The two second tier competitions in Australia are to be decentralised, and expanded to 16 teams each, with the new competitions kicking off in two years time.
Teams from Northern Territory, Toowomba and Western Australia may also join the Queensland Cup.
This new concept will replace the National Youth Competition (NYC), which has become increasingly pressurised and expensive to run, and is seen as being damaging the welfare and health of young players.
NRL head of football Brian Canavan explained that the new competitions are designed to refine and improve the way youth talent comes through the ranks.
“We have been concerned for some time about the welfare issues affecting many young players struggling to cope with the pressures of the NYC.
“This model will enable more juniors to stay at home, rather than having to move away from their families, to play rugby league.
“And it will enable us to expand the game into regional and neighbouring overseas countries which we envisage will become part of the new State based competitions.
“It will also result in significant savings for clubs as they reduce their NYC costs and invest in the State League competitions instead.
“The States will continue to operate their traditional junior competitions and State based Under 20s competitions.
“But players from New Zealand and country regions will be able to stay in the game without having to leave home.

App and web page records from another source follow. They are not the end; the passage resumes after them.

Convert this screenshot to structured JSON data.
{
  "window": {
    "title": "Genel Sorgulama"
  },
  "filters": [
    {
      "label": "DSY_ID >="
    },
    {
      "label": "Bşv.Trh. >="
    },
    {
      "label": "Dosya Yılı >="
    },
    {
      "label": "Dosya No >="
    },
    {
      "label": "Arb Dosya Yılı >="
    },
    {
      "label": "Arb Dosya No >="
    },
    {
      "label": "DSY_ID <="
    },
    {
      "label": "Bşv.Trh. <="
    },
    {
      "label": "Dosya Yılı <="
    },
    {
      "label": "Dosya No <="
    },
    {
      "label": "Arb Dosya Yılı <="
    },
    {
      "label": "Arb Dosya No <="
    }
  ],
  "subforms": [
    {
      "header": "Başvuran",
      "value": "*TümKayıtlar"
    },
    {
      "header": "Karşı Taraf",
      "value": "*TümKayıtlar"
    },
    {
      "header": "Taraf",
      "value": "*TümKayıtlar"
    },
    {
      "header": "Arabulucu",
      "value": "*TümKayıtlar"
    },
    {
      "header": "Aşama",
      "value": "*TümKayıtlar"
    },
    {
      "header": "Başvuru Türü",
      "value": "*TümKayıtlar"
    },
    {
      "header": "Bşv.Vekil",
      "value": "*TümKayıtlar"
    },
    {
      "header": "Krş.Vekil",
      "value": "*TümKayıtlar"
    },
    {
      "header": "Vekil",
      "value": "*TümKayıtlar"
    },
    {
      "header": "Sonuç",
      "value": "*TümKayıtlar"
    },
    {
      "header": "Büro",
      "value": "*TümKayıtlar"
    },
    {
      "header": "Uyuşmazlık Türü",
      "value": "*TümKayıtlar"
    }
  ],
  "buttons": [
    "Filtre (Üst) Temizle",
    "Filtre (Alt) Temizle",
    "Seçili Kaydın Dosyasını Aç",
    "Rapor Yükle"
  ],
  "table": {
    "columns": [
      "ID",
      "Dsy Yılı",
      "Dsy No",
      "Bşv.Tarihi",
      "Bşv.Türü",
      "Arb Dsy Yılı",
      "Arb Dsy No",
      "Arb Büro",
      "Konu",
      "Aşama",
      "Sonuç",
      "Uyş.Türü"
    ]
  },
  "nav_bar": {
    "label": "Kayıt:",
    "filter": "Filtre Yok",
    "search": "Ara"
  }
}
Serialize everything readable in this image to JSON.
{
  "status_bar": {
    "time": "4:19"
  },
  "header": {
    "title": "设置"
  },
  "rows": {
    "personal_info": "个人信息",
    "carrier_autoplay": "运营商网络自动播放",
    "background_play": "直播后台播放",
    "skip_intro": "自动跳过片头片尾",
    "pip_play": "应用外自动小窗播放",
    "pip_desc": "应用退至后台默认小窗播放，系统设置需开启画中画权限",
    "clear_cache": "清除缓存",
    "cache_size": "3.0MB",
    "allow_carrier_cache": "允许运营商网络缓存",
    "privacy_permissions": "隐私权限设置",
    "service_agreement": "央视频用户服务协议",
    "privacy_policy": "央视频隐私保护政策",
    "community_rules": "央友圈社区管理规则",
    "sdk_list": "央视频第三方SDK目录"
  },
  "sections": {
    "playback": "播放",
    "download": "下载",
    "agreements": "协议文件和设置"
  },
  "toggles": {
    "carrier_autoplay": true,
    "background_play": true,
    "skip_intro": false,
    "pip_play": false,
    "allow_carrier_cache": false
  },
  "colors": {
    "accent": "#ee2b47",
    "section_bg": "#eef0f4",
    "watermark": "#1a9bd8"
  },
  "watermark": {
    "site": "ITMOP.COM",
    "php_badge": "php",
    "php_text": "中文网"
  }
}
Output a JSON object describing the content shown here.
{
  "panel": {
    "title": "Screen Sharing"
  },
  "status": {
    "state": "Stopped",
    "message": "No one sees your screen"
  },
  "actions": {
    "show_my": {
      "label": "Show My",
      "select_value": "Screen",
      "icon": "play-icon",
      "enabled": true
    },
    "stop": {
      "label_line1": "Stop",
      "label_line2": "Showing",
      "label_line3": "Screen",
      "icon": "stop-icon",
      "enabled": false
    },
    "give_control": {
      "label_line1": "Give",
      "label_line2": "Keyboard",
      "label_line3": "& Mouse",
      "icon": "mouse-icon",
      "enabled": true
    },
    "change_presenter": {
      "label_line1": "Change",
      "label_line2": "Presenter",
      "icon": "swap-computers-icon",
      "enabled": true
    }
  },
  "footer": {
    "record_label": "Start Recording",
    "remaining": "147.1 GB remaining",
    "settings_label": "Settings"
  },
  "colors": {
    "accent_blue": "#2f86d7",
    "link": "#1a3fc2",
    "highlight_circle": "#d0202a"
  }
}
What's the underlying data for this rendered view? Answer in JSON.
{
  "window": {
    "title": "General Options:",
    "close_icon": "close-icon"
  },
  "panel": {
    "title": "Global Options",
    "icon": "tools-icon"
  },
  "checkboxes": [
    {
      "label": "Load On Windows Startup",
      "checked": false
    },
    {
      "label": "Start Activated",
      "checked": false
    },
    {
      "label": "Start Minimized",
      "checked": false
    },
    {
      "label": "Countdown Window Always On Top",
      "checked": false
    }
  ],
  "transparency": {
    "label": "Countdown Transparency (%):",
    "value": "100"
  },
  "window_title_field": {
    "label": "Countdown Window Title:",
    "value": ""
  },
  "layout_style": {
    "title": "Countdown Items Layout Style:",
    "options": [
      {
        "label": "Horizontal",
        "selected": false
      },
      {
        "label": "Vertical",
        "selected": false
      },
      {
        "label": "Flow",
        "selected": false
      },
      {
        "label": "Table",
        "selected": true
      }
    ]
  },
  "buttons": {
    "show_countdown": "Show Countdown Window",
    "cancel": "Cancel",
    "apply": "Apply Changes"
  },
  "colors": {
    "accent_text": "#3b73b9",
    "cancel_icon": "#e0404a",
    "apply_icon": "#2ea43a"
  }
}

“We believe this is the best way to expand the game in the short term – and create a sustainable competition structure for the long term.”
The NRL is currently working with the Rugby League Players Association to increase the number of players that clubs can include in their full time squad. Those who fail to make the final NRL squad will return to play in the State Cup.
Salary limitations for State Cup and the State Youth Cup are also being discussed with the RLPA.